Cricket writer Peter Lalor has been charged £55,000 for a single ale in a British hotel bar – calling it “the most expensive beer in history”.
Lalor was staying in a branch of Malmaison in Manchester ahead of the fourth Ashes Test when he bought a bottle of Deuchars IPA at the hotel bar.
The drink was supposed to cost £5.50 ($9.90), but when he came to pay, it became apparent that something was not quite right.
“I didn’t have my reading glasses when she presented me with a bill for the beer and when she had some problems with the machine I didn’t think much of it, but it was eventually resolved, I said I didn’t want a receipt and she went to leave,” Lalor wrote on Twitter.
“Something, however, made me ask: ‘How much did I just pay for that beer?’ She checked, covered her mouth, started to giggle and refused to tell me, saying only there had been a mistake and she would fix it.
“She kept giggling, I told her it needed to be fixed and fixed right now. She ran to get her manager, who took the situation far more seriously and went about attempting to arrange a refund. She told me somebody would be in contact.”
Lalor, who writes cricket for The Australian and is also the paper’s “beer editor”, said nobody got in touch with him about the mistake. He did not realise exactly how much had been taken from his account until he got a call from his wife.
“The sum of $99,983.64 had been removed from our account,” he said.
“There’d been a transaction fee of $2499.59 to add to the pain. The fee has been refunded but not the larger amount.”
See this beer?
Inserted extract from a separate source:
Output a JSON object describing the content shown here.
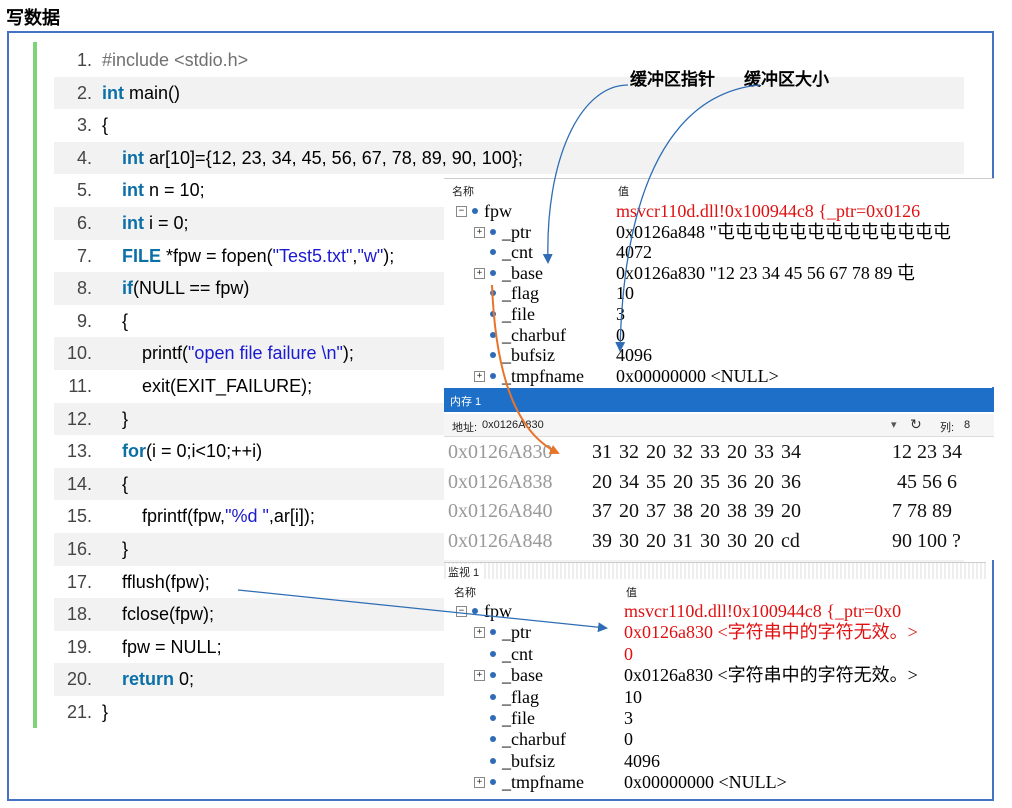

That is the most expensive beer in history.
I paid $99,983.64 for it in the Malmaison Hotel, Manchester the other night.
— Peter Lalor (@plalor) September 5, 2019
Lalor said it was “baffling” that the transaction had gone through “unquestioned”. He has been promised a refund – but that’s going to take nine working days, and “in the meantime, there’s a massive hole in my finances”.
About 90 minutes after he tweeted about the expensive ale, Lalor said the hotel had been in touch and was “being very helpful now”.
“We are currently carrying out an investigation,” a Malmaison spokesperson said.
“We have been in contact with Peter to apologise and ensure this has been resolved as quickly as possible.”
Lalor said Australians generally found Britain expensive, “but this takes the cake”.
“I’m just a cricket writer, I don’t earn big bucks and it’s costing me in interest,” he told the BBC.
But the beer – while it might not have been worth the hefty price – was at least a good tipple.
“It’s a good beer,” Lalor tweeted later. “The original version of it won a heap of awards, including the Supreme Champion Beer of Britain, but if you are thinking that no beer is worth the best part of $100,000, then I am inclined to agree with you.”
A credit card company spokesman said the “unusual” case showed how important it was to check details of payments and receipts.